While I definitely encountered some flaky behaviour with early 8.0 & 8.1 releases, reliability-wise I've not received any reports from my customers of issues with 8.2 or 8.3 and (as far as I am aware) all of them are running at least 8.2.1 now.
In certain aspects v8 is quite a bit different from the previous release and it can take a little getting used to. If you look in the document list you will find a document written by Sam Leidl which I have found to be a go-to recommendation for any of my customers migrating between 7 & 8 as it goes a long way to explain the difference between the way application defenses are implemented in the two versions. With v7 the service definition determined whether the service in question was going to behave as a proxy or a packet filter. Now this is handled completely by the application defenses.
It is important to understand that v7 (in the form of 7.0.1.03) is still in active support, it probably isn't going to live forever, so it is probably in your interest to start looking at v8 while have time to experiment and get used to the new envrionment. The upgrade process has been engineered in such a way that when a system is upgraded from v7 to v8 it should behave just as it did before. So, while the is the new application discovery and signature mechanism present in v8 an upgraded v7 Firewall does not have this functionality enabled. Some rules may be changed to accommodate the new application defenses implementation, but it should otherwise be identical.
I've been involved with v8 since its launch and am personally still eager for McAfee to clarify some of the changes in functionality and provide some clearer best practise documents. There appears to be a very specific relationship between rules using the SSL/TLS service (replacing the HTTPS service in v7) or indeed any service using TCP port 443 and the implementation of network address translation.

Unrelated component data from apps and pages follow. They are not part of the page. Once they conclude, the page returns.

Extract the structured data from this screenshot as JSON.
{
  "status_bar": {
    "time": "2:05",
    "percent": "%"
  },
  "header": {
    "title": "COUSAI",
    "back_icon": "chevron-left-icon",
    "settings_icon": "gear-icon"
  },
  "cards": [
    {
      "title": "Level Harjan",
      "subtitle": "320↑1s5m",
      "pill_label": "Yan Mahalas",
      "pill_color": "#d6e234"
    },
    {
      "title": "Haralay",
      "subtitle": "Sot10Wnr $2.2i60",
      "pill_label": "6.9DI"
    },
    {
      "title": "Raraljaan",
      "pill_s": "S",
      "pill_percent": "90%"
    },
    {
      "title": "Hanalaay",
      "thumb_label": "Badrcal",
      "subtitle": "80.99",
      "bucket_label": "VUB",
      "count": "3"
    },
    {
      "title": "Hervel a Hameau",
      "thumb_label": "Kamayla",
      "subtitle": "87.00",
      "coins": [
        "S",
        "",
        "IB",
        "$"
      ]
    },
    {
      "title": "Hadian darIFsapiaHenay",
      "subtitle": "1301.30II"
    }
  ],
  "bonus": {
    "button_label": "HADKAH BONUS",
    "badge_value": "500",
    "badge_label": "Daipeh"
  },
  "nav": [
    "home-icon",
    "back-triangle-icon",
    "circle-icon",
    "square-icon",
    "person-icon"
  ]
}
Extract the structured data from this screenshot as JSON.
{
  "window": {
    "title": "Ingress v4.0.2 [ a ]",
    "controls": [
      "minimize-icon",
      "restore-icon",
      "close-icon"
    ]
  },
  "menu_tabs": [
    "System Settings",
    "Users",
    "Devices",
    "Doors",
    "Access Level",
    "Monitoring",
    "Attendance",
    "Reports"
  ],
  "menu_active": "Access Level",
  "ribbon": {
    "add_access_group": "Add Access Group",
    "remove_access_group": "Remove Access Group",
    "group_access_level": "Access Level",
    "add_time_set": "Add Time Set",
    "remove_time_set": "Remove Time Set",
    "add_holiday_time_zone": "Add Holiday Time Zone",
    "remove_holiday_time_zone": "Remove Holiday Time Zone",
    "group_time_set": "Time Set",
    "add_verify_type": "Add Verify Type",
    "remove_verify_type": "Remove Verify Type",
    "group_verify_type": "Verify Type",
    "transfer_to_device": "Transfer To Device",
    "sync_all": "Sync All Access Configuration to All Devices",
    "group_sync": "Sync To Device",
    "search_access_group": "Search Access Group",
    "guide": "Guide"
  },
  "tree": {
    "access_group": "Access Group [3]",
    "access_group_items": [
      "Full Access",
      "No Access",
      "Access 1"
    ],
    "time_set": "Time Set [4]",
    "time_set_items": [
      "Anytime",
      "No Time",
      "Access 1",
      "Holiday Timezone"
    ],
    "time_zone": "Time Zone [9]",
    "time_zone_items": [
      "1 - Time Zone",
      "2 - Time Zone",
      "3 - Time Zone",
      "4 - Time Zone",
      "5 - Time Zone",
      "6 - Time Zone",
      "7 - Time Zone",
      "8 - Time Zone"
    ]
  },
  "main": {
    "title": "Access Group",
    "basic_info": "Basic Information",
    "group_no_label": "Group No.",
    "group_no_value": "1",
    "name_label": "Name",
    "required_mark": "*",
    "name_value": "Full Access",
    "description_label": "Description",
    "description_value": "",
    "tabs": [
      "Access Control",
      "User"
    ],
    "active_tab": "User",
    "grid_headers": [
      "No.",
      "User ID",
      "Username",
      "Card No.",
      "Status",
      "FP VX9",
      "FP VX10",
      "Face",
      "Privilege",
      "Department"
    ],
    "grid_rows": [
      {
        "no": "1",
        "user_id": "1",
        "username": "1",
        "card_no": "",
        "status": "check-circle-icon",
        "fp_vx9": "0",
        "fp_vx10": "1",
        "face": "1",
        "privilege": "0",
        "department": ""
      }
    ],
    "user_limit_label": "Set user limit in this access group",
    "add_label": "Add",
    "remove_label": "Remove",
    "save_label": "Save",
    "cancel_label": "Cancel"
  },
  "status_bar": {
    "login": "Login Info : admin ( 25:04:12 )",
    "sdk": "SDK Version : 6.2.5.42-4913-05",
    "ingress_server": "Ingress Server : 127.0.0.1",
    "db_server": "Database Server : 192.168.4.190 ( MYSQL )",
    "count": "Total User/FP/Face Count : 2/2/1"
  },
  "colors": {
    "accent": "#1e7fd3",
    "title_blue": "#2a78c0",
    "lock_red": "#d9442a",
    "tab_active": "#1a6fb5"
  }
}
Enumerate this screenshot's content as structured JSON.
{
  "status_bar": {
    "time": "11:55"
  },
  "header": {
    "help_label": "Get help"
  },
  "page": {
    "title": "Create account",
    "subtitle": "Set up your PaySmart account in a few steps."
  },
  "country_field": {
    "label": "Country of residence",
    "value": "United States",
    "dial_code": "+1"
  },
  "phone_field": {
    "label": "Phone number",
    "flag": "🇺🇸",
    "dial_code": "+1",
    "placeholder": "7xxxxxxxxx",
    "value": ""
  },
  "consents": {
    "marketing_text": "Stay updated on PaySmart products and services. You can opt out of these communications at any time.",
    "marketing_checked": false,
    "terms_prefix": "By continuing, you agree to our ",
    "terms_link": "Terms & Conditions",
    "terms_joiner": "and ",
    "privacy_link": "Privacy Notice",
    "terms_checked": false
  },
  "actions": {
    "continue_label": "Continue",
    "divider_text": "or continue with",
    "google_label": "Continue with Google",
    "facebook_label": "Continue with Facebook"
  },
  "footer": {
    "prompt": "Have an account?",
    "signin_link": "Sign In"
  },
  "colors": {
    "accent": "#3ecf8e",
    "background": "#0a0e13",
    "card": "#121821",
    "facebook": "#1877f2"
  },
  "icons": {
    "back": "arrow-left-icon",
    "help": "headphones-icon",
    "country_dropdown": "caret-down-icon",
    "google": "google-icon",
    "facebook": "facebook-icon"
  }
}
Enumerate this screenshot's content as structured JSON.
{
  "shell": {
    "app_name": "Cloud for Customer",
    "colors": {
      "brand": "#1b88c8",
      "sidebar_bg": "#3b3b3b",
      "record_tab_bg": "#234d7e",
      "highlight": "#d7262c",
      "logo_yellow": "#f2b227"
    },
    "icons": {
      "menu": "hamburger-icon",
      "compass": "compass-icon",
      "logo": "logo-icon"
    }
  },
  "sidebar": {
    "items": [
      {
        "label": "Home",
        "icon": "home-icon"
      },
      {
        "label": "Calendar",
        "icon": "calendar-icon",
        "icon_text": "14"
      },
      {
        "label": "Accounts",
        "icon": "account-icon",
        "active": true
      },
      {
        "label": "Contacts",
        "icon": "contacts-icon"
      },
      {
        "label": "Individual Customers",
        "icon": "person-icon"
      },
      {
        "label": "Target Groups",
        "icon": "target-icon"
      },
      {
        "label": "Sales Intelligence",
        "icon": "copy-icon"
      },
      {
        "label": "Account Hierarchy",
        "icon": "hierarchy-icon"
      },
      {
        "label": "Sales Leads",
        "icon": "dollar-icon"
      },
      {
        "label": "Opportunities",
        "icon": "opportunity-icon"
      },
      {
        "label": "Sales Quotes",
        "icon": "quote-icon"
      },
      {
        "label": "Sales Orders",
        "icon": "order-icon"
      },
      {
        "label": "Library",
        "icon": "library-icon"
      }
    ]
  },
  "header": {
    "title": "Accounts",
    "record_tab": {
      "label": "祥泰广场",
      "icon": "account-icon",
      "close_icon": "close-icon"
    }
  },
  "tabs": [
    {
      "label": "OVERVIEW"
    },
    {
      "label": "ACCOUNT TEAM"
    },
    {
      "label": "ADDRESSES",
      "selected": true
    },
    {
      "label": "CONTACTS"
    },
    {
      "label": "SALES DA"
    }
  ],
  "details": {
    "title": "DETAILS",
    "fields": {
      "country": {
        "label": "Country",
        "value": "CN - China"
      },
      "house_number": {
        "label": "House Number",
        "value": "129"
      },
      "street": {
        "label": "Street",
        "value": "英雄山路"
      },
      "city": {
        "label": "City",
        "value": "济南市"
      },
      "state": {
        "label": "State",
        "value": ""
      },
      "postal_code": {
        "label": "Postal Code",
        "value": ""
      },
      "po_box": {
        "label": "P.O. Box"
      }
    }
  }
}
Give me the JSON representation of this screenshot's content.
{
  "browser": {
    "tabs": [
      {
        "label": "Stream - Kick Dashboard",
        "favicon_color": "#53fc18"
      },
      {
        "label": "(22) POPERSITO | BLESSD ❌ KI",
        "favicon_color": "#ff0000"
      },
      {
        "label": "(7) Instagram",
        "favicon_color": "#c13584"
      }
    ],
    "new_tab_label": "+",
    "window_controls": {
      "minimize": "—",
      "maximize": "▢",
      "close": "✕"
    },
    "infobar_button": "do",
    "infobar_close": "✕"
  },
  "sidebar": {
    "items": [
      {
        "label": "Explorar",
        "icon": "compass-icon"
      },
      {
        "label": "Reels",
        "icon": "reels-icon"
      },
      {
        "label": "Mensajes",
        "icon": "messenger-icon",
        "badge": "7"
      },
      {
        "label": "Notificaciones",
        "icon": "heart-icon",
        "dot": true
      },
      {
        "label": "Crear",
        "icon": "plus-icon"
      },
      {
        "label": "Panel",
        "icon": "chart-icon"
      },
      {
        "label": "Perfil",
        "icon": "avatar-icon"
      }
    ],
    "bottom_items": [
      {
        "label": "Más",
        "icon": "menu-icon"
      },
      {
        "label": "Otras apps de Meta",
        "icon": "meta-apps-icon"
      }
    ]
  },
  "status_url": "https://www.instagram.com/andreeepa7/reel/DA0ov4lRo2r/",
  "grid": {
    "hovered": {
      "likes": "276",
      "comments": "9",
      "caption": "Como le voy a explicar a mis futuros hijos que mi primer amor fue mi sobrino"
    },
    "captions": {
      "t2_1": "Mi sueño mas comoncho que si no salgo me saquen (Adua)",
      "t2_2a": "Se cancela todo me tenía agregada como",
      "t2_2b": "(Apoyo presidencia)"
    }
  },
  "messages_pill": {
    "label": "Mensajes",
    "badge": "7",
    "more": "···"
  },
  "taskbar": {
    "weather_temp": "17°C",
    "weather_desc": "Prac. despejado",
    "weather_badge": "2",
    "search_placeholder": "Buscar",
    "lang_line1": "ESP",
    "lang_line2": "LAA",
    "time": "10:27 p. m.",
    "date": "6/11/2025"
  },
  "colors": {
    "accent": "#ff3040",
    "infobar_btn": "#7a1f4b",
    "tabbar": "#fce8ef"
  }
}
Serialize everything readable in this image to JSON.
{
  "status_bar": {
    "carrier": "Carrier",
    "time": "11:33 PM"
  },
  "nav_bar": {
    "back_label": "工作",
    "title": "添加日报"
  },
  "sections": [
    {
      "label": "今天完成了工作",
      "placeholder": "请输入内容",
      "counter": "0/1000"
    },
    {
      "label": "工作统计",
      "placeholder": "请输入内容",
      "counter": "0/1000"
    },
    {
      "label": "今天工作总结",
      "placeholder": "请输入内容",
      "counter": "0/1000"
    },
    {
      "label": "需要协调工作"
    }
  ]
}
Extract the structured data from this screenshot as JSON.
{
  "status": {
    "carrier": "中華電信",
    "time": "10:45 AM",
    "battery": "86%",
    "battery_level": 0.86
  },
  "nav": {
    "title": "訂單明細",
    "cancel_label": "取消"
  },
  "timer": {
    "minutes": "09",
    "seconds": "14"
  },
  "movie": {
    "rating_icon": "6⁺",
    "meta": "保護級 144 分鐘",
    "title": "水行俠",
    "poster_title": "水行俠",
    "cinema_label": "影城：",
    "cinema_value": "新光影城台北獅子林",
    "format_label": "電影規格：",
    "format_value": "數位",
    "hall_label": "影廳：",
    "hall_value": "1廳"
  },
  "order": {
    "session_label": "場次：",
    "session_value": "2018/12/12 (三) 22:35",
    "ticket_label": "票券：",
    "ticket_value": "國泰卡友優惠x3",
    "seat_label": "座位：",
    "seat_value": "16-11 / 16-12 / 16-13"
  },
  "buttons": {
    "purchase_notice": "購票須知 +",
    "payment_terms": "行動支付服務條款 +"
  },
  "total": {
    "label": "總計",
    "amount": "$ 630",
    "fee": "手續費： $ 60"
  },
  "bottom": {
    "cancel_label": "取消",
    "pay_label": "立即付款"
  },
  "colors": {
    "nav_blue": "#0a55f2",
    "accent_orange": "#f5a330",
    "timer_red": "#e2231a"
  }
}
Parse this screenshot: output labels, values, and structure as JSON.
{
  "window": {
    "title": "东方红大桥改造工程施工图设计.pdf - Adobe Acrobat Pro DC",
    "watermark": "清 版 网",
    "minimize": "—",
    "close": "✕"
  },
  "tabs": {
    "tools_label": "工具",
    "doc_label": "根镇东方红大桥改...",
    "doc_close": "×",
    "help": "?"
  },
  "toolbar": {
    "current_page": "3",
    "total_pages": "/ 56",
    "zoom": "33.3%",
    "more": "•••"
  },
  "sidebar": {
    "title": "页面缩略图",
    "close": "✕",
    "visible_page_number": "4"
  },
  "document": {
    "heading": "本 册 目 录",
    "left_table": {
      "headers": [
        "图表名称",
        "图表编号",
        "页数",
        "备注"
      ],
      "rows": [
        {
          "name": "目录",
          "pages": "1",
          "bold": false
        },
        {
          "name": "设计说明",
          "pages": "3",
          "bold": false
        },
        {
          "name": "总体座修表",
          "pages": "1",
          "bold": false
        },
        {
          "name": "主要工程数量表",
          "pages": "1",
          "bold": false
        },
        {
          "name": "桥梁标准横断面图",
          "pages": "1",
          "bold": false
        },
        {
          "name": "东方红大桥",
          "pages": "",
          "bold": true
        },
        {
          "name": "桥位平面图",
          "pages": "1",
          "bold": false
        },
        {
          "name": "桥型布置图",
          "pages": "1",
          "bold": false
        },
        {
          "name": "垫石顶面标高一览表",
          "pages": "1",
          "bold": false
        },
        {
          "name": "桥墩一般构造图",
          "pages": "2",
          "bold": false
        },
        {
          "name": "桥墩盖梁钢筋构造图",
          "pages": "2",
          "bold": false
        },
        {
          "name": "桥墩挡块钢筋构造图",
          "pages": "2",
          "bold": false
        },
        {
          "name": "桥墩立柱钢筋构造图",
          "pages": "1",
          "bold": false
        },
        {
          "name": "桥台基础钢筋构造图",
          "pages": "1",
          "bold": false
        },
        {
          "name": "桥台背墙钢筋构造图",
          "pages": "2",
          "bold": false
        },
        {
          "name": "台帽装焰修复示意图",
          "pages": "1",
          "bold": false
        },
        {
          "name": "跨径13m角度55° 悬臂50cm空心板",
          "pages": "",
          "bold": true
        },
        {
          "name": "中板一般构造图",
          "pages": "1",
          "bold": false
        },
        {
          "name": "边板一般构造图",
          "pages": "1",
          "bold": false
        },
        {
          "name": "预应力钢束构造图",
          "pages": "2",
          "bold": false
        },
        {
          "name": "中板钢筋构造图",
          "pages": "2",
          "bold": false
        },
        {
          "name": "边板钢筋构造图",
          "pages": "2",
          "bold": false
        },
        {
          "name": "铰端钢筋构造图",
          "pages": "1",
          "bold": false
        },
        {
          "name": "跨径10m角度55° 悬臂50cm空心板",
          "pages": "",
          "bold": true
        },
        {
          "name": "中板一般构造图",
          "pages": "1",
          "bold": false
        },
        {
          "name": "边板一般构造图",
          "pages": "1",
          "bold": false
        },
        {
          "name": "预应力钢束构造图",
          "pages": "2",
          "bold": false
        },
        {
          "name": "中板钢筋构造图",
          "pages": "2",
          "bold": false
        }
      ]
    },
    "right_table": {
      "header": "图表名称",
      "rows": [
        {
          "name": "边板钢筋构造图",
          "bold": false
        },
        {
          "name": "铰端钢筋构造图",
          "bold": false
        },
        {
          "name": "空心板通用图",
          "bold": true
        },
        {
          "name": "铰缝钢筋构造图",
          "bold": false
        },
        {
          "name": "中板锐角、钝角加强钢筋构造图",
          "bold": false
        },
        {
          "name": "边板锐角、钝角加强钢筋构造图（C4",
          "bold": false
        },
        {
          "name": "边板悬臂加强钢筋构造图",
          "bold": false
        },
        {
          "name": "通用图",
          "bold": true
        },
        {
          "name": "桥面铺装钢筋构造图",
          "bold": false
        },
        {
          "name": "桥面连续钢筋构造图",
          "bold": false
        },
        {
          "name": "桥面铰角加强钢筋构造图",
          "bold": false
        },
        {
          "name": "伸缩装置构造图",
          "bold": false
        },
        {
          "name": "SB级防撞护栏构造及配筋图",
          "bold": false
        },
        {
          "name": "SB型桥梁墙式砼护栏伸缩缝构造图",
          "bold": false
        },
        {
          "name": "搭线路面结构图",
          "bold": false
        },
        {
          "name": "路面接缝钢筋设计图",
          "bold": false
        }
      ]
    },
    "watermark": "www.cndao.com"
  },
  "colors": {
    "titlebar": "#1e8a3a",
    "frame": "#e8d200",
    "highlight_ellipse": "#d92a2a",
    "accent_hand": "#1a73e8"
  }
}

You will also become familiar with the all-too-frequent appearance of "Unknown TCP" in the audit. When implementing a rule using one of the new application-aware signature services, it is necessary for the firewall to pass a couple of packets through in order to be able to match the traffic to the signature. These initial packets, becuase the Firewall doesn't yet know what it is, will be logged as "Unknown TCP" (or UDP). I have encountered some client/server processes which do not seem to like this very much. I had one such example with a customer who decided to replace their old v7 appliance with a brand new appliance running v8. Because the configuration was quite simple in this case, the decision was taken not to upgrade, but to simply configure the new appliance from scratch. Pretty much everything went to plan and the transition was fairly painless. However, the customer reported one key service wasn't working. A DMZ host needed to establish a Kerberos connection to a domain controller on the Internal LAN. Because v8 has a Kerberos "Application", I chose to use this in the rule. But, when examining the audit, all I could see was traffic being logged against the nominated TCP port as "Unknown TCP". It appeared that the time the Firewall was taking to identify the Kerberos traffic as Kerberos traffic was too long for the DMZ host and it was terminating the connection as a result. In the end I resorted back to the old-school method of using a user-defined service using the same port numbers instead of referencing the Kerberos application signature. As soon as I did so the service burst into life. The really ironic aspect to this was that I was still running the Audit Viewer in order to see what was going on and after an initial entry showing the custom service being allowed through all subsequent entries referred to the service as "Kerberos" - go figure.
But there are clearly some very useful functions available in v8. The integration of transparent Windows authentication using the MLC (McAfee Logon Collector) has proved to be very popular with my customers as has allowed them to easily create Firewall rules based on AD username & group while the users are blissfully unaware and the new application signatures give you greater control over the ever-increasing number of services that use TCP ports 80 & 443 to communicate.
Hope that is useful.
I don't think you'll get a more complete answer on this than the one from Phil.
I will add in my own experience with 8.x which might help.
I installed from 8.2 clean iso then started to work my way through the patches to bring it up to date. At one point (can't remember which patch) it required a reboot and when the firewall came back it had lost all it's network cards (ifconfig showling only the psudo interfaces).
Lost a bit I struggled and managed to boot into some kind of safe mode (I know that's not the correct term) with a different kernel. Back in the admin console I could not uninstall the updates and just kept on plowing on to the next patch. Not sure if I got lucky but next reboot all the cards came back.
This was not a production firewall at the time, but I know that I won't be rushing to install 8.4 if it ever comes out...
Worth keeping in mind as you plan any migration. Always better to start with a fresh install (if possible) then migrate the rules across as there is always the posibility your config has a gotcha that might impact service when you plan the upgrade.
All the best